Complete the assigned readings under the Literature Review and Annotated Bibliography section on this week’s University Library Resources page.
1.1 Assess the current organizational needs to finalize the charter and scope of the proposed project.
1.2 1.2 Critique the relevance of current literature and its application to the proposed project.
1.5 1.5 Create a detailed project proposal that aligns with the organization’s mission and vision.
Conduct a literature review pertaining to your project. This review provides you with a view of the body of research that has been conducted on your project’s topic and a means for gathering data to justify the need for your project. Examples of information that you will want to extract from your literature review are:
- Evidence-based best practices
- Quality indicators
- A means for validating assumptions
- Successful interventions
Create an annotated bibliography consisting of at least 15 peer-reviewed articles. Include an introduction and conclusion. The introduction will state the scope of the bibliography and to formulate the research question, problem, or concept that the resources in the bibliography are meant to illuminate. The conclusion will summarize the results and explain how you will use them in your project. Access Annotated Bibliography Sample to see an example of how to format an annotated bibliography according to APA guidelines.
Note: You will only be submitting the annotated bibliography for this assignment. You will be submitting the literature review as part of the Practicum Project Proposal in Week 5.
Format your annotated bibliography according to APA guidelines.
Systematic review of study designs and methods in health transition research for young people with intellectual disabilities
Kaehne, Axel ∗
Affiliation:Faculty of Health, Social Care and Medicine, Edge Hill University, Ormskirk, United Kingdom
Source: In Heliyon November 2019 5(11)
Publisher: Elsevier Ltd
Abstract: Background Transition for young people with intellectual disabilities from paediatric or adolescent services into adult health care services remains a difficult process for all stakeholders. The study assessed the type of interventions, the methodological approaches, study designs and location of existing published evidence in health care transitions.

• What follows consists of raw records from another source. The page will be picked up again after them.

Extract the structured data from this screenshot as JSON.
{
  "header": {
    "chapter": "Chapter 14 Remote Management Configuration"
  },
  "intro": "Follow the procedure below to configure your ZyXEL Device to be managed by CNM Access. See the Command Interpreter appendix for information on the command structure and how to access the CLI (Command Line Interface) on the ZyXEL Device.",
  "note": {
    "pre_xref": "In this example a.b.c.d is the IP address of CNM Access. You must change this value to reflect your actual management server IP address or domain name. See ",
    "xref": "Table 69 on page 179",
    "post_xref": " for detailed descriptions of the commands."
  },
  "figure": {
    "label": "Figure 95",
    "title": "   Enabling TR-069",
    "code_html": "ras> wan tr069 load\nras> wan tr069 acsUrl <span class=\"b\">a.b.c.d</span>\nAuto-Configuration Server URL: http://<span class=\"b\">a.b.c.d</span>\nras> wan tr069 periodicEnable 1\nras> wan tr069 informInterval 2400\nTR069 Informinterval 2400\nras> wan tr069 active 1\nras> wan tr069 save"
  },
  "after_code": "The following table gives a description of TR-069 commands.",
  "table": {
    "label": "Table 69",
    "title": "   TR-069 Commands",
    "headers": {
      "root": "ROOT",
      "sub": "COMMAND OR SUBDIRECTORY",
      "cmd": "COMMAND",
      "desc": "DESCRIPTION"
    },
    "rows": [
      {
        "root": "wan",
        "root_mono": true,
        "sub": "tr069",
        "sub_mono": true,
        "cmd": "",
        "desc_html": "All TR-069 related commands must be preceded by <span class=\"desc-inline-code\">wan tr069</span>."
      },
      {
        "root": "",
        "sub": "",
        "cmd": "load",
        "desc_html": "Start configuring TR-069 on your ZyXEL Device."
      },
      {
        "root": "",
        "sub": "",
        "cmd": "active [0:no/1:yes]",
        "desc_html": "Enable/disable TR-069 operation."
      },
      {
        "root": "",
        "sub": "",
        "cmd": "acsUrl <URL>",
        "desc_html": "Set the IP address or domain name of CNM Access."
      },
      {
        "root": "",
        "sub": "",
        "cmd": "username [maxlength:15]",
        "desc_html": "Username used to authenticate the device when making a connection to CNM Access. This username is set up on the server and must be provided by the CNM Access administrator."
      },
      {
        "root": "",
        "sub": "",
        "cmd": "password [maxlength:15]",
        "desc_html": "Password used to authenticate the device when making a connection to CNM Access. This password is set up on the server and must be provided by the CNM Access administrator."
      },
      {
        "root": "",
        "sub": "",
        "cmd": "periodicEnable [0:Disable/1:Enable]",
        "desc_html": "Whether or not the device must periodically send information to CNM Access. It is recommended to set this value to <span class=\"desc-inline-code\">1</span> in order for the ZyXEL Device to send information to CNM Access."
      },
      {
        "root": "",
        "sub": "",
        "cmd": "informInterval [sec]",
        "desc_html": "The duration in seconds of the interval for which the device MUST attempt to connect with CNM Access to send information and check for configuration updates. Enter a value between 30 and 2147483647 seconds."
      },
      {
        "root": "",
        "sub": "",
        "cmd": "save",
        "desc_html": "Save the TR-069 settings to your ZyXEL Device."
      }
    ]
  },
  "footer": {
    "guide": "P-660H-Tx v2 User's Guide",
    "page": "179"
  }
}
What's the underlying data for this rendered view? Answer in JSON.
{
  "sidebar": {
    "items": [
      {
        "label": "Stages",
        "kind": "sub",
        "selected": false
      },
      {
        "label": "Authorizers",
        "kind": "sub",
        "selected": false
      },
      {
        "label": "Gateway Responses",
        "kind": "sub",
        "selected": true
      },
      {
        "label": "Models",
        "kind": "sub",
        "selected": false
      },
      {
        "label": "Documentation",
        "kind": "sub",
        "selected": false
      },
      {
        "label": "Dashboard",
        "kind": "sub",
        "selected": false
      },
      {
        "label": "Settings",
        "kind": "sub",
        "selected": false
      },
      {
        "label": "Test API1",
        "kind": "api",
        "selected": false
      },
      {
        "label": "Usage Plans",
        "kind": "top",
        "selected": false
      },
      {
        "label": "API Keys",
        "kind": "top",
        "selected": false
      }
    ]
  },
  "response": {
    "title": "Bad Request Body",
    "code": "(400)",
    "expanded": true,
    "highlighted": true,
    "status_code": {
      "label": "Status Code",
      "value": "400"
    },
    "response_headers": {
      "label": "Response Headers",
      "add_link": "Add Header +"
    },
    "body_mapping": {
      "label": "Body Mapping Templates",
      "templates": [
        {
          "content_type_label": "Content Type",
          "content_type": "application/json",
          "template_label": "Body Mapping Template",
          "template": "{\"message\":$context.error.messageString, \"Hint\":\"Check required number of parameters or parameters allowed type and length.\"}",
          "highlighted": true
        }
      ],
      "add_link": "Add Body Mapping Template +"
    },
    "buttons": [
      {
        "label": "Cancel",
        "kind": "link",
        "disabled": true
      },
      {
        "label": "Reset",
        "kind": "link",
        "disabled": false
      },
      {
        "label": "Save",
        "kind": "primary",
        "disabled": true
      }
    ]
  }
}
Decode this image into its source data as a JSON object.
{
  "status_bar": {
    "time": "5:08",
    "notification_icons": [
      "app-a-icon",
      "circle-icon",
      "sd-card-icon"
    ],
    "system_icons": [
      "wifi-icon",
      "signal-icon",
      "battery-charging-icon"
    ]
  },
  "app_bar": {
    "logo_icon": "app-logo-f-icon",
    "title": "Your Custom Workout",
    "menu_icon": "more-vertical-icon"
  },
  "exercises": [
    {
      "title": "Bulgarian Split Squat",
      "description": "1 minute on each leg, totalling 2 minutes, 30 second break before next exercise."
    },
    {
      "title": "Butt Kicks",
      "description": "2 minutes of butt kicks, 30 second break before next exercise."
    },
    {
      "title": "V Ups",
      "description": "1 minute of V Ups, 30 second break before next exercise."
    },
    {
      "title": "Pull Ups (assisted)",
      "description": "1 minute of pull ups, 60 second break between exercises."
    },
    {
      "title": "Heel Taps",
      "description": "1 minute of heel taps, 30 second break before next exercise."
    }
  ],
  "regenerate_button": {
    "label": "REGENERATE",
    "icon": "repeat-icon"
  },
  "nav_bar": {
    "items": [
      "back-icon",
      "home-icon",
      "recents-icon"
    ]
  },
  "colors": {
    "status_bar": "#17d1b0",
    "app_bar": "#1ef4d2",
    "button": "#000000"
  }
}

Results Findings demonstrate that health transition research for this population lacks a robust evidence base and researchers favour exploratory studies investigating the experiential dimension of transition. The lack of involvement of young people in the studies indicates a problematic absence of genuinely participatory research.
Conclusion The study is the first systematic review of empirical studies in health transition of young people with intellectual disabilities exploring the nature of existing evidence. The results will support setting priorities for future research.